“Although we are disappointed not to be able to entirely defeat the summons, we are proud to fight for our customers and in the result we were able to achieve as a small company against a large government agency,” said the blog post, which did not address the appeal question.
The investigation began after the IRS searched its electronic filings and discovered that only 802 people had declared bitcoin-related losses or gains in 2015.
During the three years covered by the IRS demand, the price of bitcoin soared from $13 to over $1,100. The currency this week broke the $11,000 for the first time.
The IRS dispute with Coinbase is likely to be just the opening salvo in a prolonged effort by the federal government to ensure digital currency speculators pay their taxes. While Tuesday’s ruling may lead the agency to demand back taxes from thousands of people, it only covers a three-year period and is limited to bitcoin.
While bitcoin is the most popular digital currency, there are dozens of others in a market that is now worth over $200 billion dollars. Moreover, Coinbase is just one of numerous exchanges where people buy bitcoin and other currencies.
The IRS, however, has so far not announced investigations into other exchanges. Meanwhile, the creation of the split-off currency, Bitcoin Cash (which is to be delivered to every Coinbase customer in January) is likely to trigger another round of tax complications.
In a small victory for Coinbase, the judge refused to order the exchange to provide certain personal information, including passport information or third-party communications.

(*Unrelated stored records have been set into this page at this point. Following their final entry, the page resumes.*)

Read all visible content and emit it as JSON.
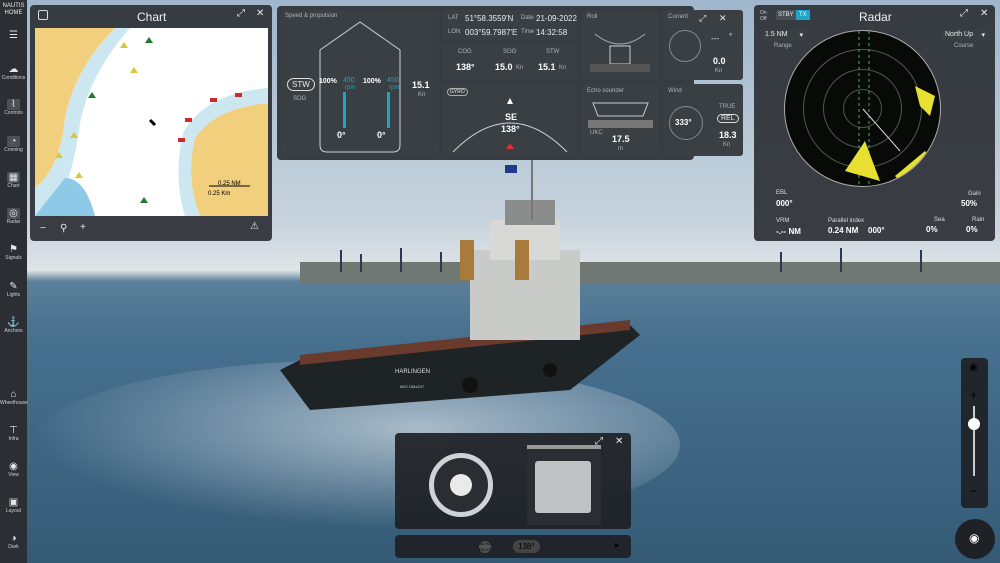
{
  "sidebar": {
    "logo": "NAUTIS HOME",
    "items": [
      {
        "label": "Conditions",
        "icon": "cloud-icon"
      },
      {
        "label": "Controls",
        "icon": "controls-icon"
      },
      {
        "label": "Conning",
        "icon": "conning-icon"
      },
      {
        "label": "Chart",
        "icon": "chart-grid-icon"
      },
      {
        "label": "Radar",
        "icon": "radar-icon"
      },
      {
        "label": "Signals",
        "icon": "flag-icon"
      },
      {
        "label": "Lights",
        "icon": "light-icon"
      },
      {
        "label": "Anchors",
        "icon": "anchor-icon"
      },
      {
        "label": "Wheelhouse",
        "icon": "wheelhouse-icon"
      },
      {
        "label": "Infra",
        "icon": "crane-icon"
      },
      {
        "label": "View",
        "icon": "eye-icon"
      },
      {
        "label": "Layout",
        "icon": "layout-icon"
      },
      {
        "label": "Dark",
        "icon": "contrast-icon"
      }
    ]
  },
  "chart_panel": {
    "title": "Chart",
    "scale_label": "0.25 NM",
    "scale_label2": "0.25 Km"
  },
  "conning": {
    "speed_propulsion": "Speed & propulsion",
    "stw_btn": "STW",
    "sog_label": "SOG",
    "left_pct": "100%",
    "left_rpm": "450",
    "rpm_unit": "rpm",
    "left_deg": "0°",
    "right_pct": "100%",
    "right_rpm": "450",
    "right_deg": "0°",
    "speed": "15.1",
    "speed_unit": "Kn",
    "lat_label": "LAT",
    "lat": "51°58.3559'N",
    "date_label": "Date",
    "date": "21-09-2022",
    "lon_label": "LON",
    "lon": "003°59.7987'E",
    "time_label": "Time",
    "time": "14:32:58",
    "cog_label": "COG",
    "cog": "138°",
    "sog2_label": "SOG",
    "sog2": "15.0",
    "sog2_unit": "Kn",
    "stw_label": "STW",
    "stw": "15.1",
    "stw_unit": "Kn",
    "gyro_label": "GYRO",
    "heading_dir": "SE",
    "heading": "138°",
    "roll_label": "Roll",
    "current_label": "Current",
    "current_dash": "---",
    "current_unit": "°",
    "current_speed": "0.0",
    "current_speed_unit": "Kn",
    "echo_label": "Echo sounder",
    "ukc_label": "UKC",
    "depth": "17.5",
    "depth_unit": "m",
    "wind_label": "Wind",
    "wind_true": "TRUE",
    "wind_rel_btn": "REL",
    "wind_dir": "333°",
    "wind_speed": "18.3",
    "wind_unit": "Kn"
  },
  "radar": {
    "onoff": "On Off",
    "stby": "STBY",
    "tx": "TX",
    "title": "Radar",
    "range_value": "1.5 NM",
    "range_label": "Range",
    "course_value": "North Up",
    "course_label": "Course",
    "ebl_label": "EBL",
    "ebl": "000°",
    "vrm_label": "VRM",
    "vrm": "-.-- NM",
    "parallel_label": "Parallel index",
    "parallel_nm": "0.24 NM",
    "parallel_deg": "000°",
    "gain_label": "Gain",
    "gain": "50%",
    "sea_label": "Sea",
    "sea": "0%",
    "rain_label": "Rain",
    "rain": "0%"
  },
  "controls_panel": {
    "autopilot": "AUTO PILOT",
    "heading": "138°"
  },
  "boat": {
    "name": "HARLINGEN",
    "imo": "IMO 1584247"
  },
  "colors": {
    "panel": "#2e3237",
    "accent": "#1fa3c7",
    "arrow": "#e03030"
  }
}
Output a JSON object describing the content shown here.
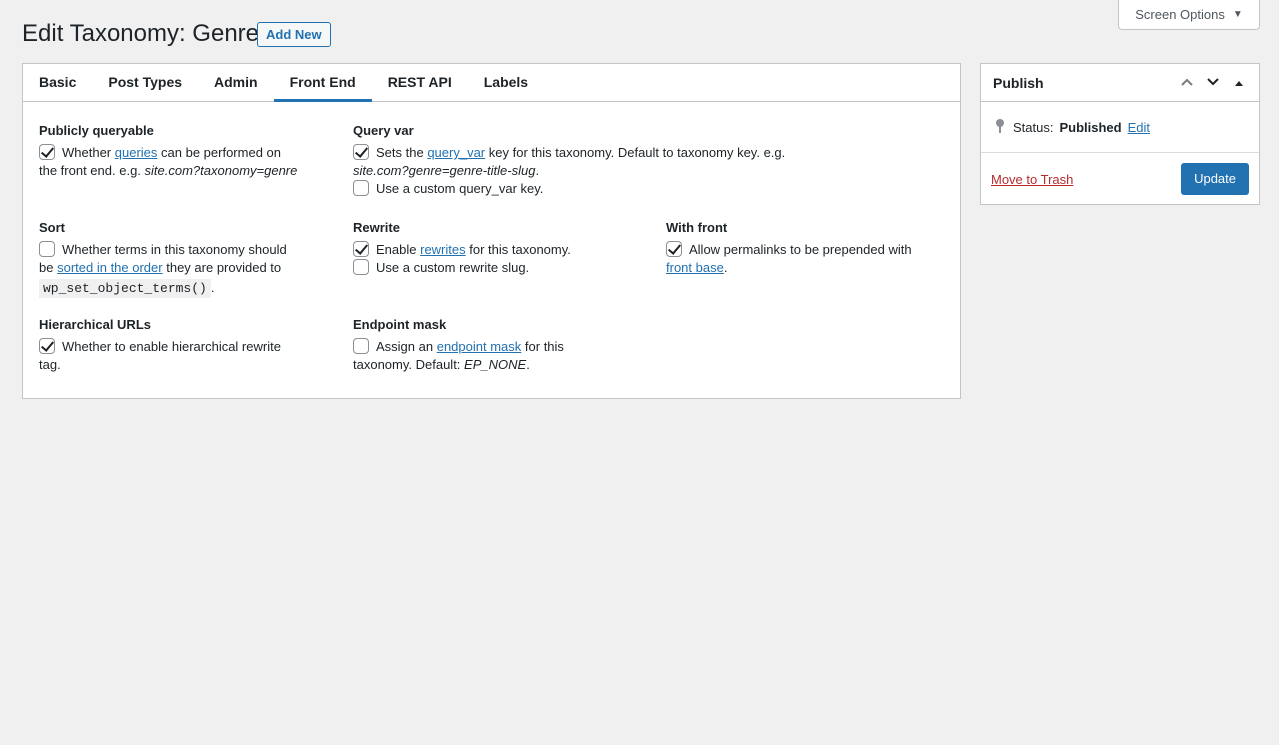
{
  "screen_options": {
    "label": "Screen Options"
  },
  "header": {
    "title": "Edit Taxonomy: Genres",
    "add_new": "Add New"
  },
  "tabs": [
    {
      "label": "Basic"
    },
    {
      "label": "Post Types"
    },
    {
      "label": "Admin"
    },
    {
      "label": "Front End",
      "active": true
    },
    {
      "label": "REST API"
    },
    {
      "label": "Labels"
    }
  ],
  "fields": {
    "publicly_queryable": {
      "label": "Publicly queryable",
      "checked": true,
      "text_before": "Whether",
      "link": "queries",
      "text_after": "can be performed on",
      "line2": "the front end. e.g.",
      "example": "site.com?taxonomy=genre"
    },
    "query_var": {
      "label": "Query var",
      "checked": true,
      "text_before": "Sets the",
      "link": "query_var",
      "text_after": "key for this taxonomy. Default to taxonomy key. e.g.",
      "example": "site.com?genre=genre-title-slug",
      "example_suffix": ".",
      "custom_checked": false,
      "custom_label": "Use a custom query_var key."
    },
    "sort": {
      "label": "Sort",
      "checked": false,
      "line1": "Whether terms in this taxonomy should",
      "be": "be",
      "link": "sorted in the order",
      "text_after": "they are provided to",
      "code": "wp_set_object_terms()",
      "code_suffix": "."
    },
    "rewrite": {
      "label": "Rewrite",
      "checked": true,
      "text_before": "Enable",
      "link": "rewrites",
      "text_after": "for this taxonomy.",
      "custom_checked": false,
      "custom_label": "Use a custom rewrite slug."
    },
    "with_front": {
      "label": "With front",
      "checked": true,
      "text": "Allow permalinks to be prepended with",
      "link": "front base",
      "suffix": "."
    },
    "hierarchical_urls": {
      "label": "Hierarchical URLs",
      "checked": true,
      "text": "Whether to enable hierarchical rewrite",
      "line2": "tag."
    },
    "endpoint_mask": {
      "label": "Endpoint mask",
      "checked": false,
      "text_before": "Assign an",
      "link": "endpoint mask",
      "text_after": "for this",
      "line2": "taxonomy. Default:",
      "default_value": "EP_NONE",
      "suffix": "."
    }
  },
  "publish": {
    "title": "Publish",
    "status_label": "Status:",
    "status_value": "Published",
    "edit_link": "Edit",
    "trash_link": "Move to Trash",
    "update_button": "Update"
  }
}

You can read the full ruling for yourself here (h/t The Verge).